KYUK: How long do you spend preparing to translate the ballot?
Active: Well, I keep looking at it throughout the day to make sure I got it down pat, because I translate for elders, and sometimes villagers are here, too, who’re voting absentee ballots or question ballots, and then I’ll translate for them.
KYUK: So how do they protect voter privacy? Is it that you explain the ballot in Yupik before someone enters the ballot box?
Active: I read what’s printed on this ballot that’s written in the Yup'ik language, and then sometimes they’ll ask me, "Who should I vote for?" And I’ll say, "I can’t tell you. You’ve got to make up your own mind. You have to vote for who you want, whoever you choose.”
KYUK: And then they go by themselves into the ballot…
Active: No, no. I go in with them. I have to read the ballot for them, and then they’ll hear what I say, and then of course, they’ll vote for whoever they want.
KYUK: So you watch them mark whoever they’re voting for?
Active: Yeah, in case they make a mistake.

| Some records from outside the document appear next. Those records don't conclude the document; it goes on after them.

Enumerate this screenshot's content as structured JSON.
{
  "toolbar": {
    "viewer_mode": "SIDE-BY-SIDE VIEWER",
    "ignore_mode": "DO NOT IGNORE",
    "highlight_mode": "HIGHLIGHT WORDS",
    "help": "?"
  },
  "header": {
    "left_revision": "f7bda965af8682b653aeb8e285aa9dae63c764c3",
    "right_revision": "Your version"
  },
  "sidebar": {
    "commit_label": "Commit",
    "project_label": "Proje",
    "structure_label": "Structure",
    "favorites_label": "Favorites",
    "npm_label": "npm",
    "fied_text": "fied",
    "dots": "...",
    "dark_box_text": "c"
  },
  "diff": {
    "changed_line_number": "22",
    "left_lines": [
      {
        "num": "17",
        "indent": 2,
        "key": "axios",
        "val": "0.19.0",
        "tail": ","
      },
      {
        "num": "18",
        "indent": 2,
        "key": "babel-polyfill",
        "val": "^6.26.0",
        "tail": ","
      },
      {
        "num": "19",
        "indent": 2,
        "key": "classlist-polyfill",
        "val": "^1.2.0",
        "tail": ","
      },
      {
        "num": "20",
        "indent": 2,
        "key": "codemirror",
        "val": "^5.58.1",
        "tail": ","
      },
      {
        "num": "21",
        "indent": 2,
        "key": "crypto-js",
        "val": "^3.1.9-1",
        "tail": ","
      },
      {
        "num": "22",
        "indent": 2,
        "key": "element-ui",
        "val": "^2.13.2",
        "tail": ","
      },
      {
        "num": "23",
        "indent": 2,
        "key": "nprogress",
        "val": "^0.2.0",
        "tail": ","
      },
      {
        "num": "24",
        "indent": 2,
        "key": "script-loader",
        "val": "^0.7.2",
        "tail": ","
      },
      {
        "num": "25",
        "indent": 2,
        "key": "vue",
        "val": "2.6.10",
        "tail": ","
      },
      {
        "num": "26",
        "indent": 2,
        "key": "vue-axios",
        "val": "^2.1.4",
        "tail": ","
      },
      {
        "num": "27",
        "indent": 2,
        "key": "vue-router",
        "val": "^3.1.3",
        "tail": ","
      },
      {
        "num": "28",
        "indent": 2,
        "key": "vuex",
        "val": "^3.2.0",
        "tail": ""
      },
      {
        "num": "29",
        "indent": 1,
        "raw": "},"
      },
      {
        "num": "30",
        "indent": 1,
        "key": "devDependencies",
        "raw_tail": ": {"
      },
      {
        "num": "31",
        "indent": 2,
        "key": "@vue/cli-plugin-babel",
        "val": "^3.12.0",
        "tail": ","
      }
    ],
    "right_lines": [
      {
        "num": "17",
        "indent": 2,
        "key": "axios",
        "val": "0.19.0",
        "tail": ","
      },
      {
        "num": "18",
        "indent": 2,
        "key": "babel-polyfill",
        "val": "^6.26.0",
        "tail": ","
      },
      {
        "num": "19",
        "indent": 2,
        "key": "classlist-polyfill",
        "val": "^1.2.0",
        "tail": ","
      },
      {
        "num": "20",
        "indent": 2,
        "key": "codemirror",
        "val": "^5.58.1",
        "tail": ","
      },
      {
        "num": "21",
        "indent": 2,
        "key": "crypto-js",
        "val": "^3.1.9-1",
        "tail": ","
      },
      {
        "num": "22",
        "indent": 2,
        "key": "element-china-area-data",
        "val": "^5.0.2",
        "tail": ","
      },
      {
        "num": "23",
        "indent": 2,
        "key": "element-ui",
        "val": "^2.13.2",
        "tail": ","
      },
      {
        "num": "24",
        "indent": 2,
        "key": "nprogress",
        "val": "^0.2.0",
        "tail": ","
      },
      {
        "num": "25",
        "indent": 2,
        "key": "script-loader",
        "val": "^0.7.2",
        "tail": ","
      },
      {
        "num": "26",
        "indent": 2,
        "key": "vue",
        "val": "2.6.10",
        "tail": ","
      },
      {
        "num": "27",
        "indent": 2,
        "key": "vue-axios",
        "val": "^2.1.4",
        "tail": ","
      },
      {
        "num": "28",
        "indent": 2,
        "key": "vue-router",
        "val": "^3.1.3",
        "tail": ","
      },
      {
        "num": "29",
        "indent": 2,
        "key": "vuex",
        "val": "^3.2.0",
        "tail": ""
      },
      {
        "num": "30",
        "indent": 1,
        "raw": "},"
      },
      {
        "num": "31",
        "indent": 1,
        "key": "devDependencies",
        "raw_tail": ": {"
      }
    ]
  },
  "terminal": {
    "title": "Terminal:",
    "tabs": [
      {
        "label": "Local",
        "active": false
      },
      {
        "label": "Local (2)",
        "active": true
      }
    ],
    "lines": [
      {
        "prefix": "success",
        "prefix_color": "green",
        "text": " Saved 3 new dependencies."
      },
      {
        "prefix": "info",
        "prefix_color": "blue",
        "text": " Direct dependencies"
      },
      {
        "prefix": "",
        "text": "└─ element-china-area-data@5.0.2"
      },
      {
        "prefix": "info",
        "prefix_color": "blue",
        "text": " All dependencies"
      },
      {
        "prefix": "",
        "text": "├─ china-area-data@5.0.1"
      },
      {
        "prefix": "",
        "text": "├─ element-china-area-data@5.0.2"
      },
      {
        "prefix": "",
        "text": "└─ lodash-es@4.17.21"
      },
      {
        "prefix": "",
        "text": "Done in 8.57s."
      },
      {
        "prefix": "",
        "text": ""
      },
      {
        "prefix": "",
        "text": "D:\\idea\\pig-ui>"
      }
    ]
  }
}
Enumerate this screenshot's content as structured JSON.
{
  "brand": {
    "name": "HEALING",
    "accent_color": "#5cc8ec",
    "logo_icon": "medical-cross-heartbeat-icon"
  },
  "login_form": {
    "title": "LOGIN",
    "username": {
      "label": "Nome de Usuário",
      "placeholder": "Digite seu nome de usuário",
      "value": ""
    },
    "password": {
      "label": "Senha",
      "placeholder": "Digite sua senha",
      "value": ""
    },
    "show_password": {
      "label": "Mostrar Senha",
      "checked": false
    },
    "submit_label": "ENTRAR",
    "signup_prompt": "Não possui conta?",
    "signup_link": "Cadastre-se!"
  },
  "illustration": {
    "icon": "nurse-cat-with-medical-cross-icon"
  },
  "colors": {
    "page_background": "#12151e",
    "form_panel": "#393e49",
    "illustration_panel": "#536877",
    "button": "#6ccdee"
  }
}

You can’t put an X on the ballot. You have to fill in the oval with the black ink pen.
KYUK: How many years have you been helping translate the ballots in Bethel?
Active: Must be about five years up to now. Some of the elections are really tough when they have a lot of propositions and things, and you have a lot to read. And sometimes the elders don’t understand. So we do a little explaining about what’s on the ballot. Then when they understand it, then they’ll vote whichever way they want.
KYUK: Do you feel like what you’re doing is valuable?
Active: Of course I do! Otherwise I wouldn’t do it. It’s a long day: 6:30 in the morning until 9:30 at night. I really enjoy it. I enjoy meeting all the people that I haven’t seen in a while when they come to vote, and I’m always encouraging the elders especially to vote.
KYUK: And is there anything on this ballot that’s tricky to translate?
Active: No, this time it’s really easy. Looks like we’re going to be done early.
KYUK: And do you always vote on election day?
Active: I always do. I make sure I vote first, because I ain’t going to have time for the rest of the day, because I'll be helping translate.
KYUK: John, thank you.
You can vote tomorrow at two places in Bethel: the Cultural Center and the LKSD Board Room. Translators will be available at both sites. The polls open at 7 a.m., and close at 8 p.m.